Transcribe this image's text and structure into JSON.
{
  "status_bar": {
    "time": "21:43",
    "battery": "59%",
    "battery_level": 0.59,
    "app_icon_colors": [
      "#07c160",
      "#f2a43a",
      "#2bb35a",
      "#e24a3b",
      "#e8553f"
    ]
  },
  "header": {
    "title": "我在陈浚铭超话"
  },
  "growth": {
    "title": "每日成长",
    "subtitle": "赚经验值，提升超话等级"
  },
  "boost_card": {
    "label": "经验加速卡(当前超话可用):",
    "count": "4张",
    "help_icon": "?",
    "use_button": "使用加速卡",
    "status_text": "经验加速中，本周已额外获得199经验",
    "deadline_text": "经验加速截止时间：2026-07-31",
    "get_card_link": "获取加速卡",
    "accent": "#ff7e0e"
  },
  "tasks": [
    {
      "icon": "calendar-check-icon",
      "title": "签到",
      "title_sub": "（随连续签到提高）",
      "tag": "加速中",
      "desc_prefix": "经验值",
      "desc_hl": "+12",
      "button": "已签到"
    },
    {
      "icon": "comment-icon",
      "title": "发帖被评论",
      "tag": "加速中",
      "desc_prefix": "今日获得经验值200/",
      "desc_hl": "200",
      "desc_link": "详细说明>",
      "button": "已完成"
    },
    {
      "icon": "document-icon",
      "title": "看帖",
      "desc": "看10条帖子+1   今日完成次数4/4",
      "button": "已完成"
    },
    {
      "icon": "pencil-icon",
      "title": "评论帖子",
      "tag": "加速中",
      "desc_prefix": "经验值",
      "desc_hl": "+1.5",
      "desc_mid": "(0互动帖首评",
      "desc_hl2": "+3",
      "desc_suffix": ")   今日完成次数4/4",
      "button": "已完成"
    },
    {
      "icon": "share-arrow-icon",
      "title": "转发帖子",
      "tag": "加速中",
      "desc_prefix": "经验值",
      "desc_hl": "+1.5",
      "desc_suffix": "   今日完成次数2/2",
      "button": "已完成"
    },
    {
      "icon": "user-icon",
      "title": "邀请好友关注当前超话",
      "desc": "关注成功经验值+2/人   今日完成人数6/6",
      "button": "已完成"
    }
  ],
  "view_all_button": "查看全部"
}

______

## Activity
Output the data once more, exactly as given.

## Result below
Transcribe this image's text and structure into JSON.
{
  "status_bar": {
    "time": "21:43",
    "battery": "59%",
    "battery_level": 0.59,
    "app_icon_colors": [
      "#07c160",
      "#f2a43a",
      "#2bb35a",
      "#e24a3b",
      "#e8553f"
    ]
  },
  "header": {
    "title": "我在陈浚铭超话"
  },
  "growth": {
    "title": "每日成长",
    "subtitle": "赚经验值，提升超话等级"
  },
  "boost_card": {
    "label": "经验加速卡(当前超话可用):",
    "count": "4张",
    "help_icon": "?",
    "use_button": "使用加速卡",
    "status_text": "经验加速中，本周已额外获得199经验",
    "deadline_text": "经验加速截止时间：2026-07-31",
    "get_card_link": "获取加速卡",
    "accent": "#ff7e0e"
  },
  "tasks": [
    {
      "icon": "calendar-check-icon",
      "title": "签到",
      "title_sub": "（随连续签到提高）",
      "tag": "加速中",
      "desc_prefix": "经验值",
      "desc_hl": "+12",
      "button": "已签到"
    },
    {
      "icon": "comment-icon",
      "title": "发帖被评论",
      "tag": "加速中",
      "desc_prefix": "今日获得经验值200/",
      "desc_hl": "200",
      "desc_link": "详细说明>",
      "button": "已完成"
    },
    {
      "icon": "document-icon",
      "title": "看帖",
      "desc": "看10条帖子+1   今日完成次数4/4",
      "button": "已完成"
    },
    {
      "icon": "pencil-icon",
      "title": "评论帖子",
      "tag": "加速中",
      "desc_prefix": "经验值",
      "desc_hl": "+1.5",
      "desc_mid": "(0互动帖首评",
      "desc_hl2": "+3",
      "desc_suffix": ")   今日完成次数4/4",
      "button": "已完成"
    },
    {
      "icon": "share-arrow-icon",
      "title": "转发帖子",
      "tag": "加速中",
      "desc_prefix": "经验值",
      "desc_hl": "+1.5",
      "desc_suffix": "   今日完成次数2/2",
      "button": "已完成"
    },
    {
      "icon": "user-icon",
      "title": "邀请好友关注当前超话",
      "desc": "关注成功经验值+2/人   今日完成人数6/6",
      "button": "已完成"
    }
  ],
  "view_all_button": "查看全部"
}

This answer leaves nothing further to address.